Problem requirements:
Reproduce the data word for word, keeping every line complete.

Data about app and page elements:
........

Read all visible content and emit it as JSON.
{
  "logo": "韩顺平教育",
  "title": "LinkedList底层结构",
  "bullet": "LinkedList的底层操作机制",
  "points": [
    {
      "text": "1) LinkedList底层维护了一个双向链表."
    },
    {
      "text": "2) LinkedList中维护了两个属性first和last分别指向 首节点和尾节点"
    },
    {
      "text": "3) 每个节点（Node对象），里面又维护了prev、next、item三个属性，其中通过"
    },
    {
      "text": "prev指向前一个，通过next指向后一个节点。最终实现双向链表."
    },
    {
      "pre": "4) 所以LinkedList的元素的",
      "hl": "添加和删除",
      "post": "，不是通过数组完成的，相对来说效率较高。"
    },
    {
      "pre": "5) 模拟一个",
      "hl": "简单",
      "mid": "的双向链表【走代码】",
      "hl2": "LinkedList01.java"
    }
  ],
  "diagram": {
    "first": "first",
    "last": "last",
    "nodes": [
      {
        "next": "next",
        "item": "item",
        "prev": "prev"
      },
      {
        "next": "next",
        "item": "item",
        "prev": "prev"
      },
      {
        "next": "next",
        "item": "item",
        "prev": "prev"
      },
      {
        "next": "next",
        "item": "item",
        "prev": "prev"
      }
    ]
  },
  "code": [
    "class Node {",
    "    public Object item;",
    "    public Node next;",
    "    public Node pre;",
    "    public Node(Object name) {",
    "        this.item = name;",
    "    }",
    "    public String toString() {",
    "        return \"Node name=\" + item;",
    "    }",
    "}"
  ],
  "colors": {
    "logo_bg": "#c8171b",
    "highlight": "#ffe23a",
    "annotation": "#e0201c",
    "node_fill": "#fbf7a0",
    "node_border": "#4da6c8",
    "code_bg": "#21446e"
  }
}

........

Exercise solution:
Read all visible content and emit it as JSON.
{
  "logo": "韩顺平教育",
  "title": "LinkedList底层结构",
  "bullet": "LinkedList的底层操作机制",
  "points": [
    {
      "text": "1) LinkedList底层维护了一个双向链表."
    },
    {
      "text": "2) LinkedList中维护了两个属性first和last分别指向 首节点和尾节点"
    },
    {
      "text": "3) 每个节点（Node对象），里面又维护了prev、next、item三个属性，其中通过"
    },
    {
      "text": "prev指向前一个，通过next指向后一个节点。最终实现双向链表."
    },
    {
      "pre": "4) 所以LinkedList的元素的",
      "hl": "添加和删除",
      "post": "，不是通过数组完成的，相对来说效率较高。"
    },
    {
      "pre": "5) 模拟一个",
      "hl": "简单",
      "mid": "的双向链表【走代码】",
      "hl2": "LinkedList01.java"
    }
  ],
  "diagram": {
    "first": "first",
    "last": "last",
    "nodes": [
      {
        "next": "next",
        "item": "item",
        "prev": "prev"
      },
      {
        "next": "next",
        "item": "item",
        "prev": "prev"
      },
      {
        "next": "next",
        "item": "item",
        "prev": "prev"
      },
      {
        "next": "next",
        "item": "item",
        "prev": "prev"
      }
    ]
  },
  "code": [
    "class Node {",
    "    public Object item;",
    "    public Node next;",
    "    public Node pre;",
    "    public Node(Object name) {",
    "        this.item = name;",
    "    }",
    "    public String toString() {",
    "        return \"Node name=\" + item;",
    "    }",
    "}"
  ],
  "colors": {
    "logo_bg": "#c8171b",
    "highlight": "#ffe23a",
    "annotation": "#e0201c",
    "node_fill": "#fbf7a0",
    "node_border": "#4da6c8",
    "code_bg": "#21446e"
  }
}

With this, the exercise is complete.